### Listed entries

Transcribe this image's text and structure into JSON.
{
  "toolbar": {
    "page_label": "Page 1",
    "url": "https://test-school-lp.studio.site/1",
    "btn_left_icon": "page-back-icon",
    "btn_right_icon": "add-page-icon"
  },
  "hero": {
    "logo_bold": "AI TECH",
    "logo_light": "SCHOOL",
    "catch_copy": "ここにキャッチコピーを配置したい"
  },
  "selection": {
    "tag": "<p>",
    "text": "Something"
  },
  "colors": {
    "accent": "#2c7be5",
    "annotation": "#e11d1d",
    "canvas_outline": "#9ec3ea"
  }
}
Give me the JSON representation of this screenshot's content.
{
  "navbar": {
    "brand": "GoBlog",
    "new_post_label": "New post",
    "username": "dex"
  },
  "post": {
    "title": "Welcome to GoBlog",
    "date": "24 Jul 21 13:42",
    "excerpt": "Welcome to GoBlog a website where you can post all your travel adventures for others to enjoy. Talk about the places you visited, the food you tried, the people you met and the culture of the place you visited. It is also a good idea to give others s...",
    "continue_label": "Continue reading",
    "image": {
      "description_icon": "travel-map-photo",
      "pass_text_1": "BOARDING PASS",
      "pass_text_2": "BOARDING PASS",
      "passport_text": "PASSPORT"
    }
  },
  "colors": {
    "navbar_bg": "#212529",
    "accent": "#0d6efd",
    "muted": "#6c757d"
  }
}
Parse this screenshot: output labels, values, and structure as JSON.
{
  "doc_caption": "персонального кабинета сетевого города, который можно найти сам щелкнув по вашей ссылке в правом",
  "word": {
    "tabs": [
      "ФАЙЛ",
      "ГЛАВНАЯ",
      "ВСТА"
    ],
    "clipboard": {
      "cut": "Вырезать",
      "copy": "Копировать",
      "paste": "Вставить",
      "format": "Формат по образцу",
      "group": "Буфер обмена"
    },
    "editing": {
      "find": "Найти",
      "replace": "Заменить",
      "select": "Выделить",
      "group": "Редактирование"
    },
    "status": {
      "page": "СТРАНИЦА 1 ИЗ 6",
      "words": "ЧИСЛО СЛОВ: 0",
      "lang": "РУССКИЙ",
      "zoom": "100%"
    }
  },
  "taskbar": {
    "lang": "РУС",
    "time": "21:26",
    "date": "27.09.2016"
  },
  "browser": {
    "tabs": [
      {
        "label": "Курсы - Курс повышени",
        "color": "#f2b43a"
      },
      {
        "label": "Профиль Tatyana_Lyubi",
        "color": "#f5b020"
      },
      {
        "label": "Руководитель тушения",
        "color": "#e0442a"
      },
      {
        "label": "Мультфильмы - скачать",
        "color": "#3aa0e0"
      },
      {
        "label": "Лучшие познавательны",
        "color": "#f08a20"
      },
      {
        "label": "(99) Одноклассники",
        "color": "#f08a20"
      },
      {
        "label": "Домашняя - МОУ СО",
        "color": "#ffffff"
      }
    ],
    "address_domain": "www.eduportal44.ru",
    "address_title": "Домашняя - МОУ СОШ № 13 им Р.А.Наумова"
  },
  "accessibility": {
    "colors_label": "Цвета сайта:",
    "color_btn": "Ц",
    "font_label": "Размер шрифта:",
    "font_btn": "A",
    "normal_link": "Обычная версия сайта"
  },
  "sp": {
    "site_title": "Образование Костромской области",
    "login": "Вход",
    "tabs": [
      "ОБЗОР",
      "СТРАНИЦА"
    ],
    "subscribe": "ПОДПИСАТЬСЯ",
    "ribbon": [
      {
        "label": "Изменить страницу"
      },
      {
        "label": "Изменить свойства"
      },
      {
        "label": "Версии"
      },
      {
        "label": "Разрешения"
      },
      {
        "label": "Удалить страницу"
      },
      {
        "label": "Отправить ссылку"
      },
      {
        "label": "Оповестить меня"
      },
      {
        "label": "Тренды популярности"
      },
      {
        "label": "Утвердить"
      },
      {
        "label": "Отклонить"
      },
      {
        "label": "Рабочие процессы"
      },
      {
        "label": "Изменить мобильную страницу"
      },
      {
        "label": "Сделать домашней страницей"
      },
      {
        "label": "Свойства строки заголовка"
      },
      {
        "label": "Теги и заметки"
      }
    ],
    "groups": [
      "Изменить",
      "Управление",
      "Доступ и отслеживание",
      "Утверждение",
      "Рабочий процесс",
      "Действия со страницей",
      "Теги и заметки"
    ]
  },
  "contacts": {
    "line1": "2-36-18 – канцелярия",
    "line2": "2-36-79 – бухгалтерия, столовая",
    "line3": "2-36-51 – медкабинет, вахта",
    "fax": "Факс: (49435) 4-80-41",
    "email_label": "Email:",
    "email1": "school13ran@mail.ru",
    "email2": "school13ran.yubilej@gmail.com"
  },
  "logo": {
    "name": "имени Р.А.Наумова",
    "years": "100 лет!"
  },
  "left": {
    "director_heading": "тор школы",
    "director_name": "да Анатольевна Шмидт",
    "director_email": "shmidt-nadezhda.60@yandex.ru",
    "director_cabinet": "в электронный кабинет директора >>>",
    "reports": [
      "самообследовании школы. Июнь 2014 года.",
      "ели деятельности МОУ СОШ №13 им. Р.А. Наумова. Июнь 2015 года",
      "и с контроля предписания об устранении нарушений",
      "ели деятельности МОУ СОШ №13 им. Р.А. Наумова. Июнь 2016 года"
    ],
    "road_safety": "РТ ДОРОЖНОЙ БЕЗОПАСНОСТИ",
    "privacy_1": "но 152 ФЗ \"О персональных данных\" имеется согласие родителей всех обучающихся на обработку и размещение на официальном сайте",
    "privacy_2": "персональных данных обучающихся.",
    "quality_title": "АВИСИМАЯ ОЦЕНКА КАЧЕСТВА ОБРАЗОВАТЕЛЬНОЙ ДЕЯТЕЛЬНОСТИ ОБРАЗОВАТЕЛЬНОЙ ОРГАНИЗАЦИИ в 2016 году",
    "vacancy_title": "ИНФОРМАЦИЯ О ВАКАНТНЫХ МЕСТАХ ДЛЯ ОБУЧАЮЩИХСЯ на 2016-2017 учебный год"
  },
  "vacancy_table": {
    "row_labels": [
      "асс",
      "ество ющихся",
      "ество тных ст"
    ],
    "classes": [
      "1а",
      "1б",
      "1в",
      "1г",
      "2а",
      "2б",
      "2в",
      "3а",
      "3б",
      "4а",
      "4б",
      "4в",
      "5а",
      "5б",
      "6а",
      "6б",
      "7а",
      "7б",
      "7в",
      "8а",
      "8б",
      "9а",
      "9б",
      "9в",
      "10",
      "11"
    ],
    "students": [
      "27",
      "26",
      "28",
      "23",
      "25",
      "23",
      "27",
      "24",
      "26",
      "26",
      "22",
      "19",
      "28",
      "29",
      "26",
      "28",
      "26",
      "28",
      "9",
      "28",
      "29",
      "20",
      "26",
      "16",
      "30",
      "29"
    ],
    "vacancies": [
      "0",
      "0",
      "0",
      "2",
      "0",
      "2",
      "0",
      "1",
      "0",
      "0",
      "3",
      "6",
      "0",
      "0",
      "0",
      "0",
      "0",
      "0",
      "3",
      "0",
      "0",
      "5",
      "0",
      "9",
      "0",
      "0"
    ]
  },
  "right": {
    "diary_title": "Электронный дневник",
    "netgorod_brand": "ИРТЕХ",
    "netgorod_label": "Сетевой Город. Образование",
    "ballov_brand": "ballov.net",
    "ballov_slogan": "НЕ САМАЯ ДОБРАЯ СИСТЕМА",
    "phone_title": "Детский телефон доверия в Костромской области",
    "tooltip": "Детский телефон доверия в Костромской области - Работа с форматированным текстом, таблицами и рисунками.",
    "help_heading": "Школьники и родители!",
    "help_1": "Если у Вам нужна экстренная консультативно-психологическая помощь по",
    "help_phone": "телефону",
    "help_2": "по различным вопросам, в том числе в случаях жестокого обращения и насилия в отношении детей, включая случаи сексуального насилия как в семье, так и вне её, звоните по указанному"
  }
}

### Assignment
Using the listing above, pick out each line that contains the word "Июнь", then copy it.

### Solution for this exercise
      "самообследовании школы. Июнь 2014 года.",
      "ели деятельности МОУ СОШ №13 им. Р.А. Наумова. Июнь 2015 года",
      "ели деятельности МОУ СОШ №13 им. Р.А. Наумова. Июнь 2016 года"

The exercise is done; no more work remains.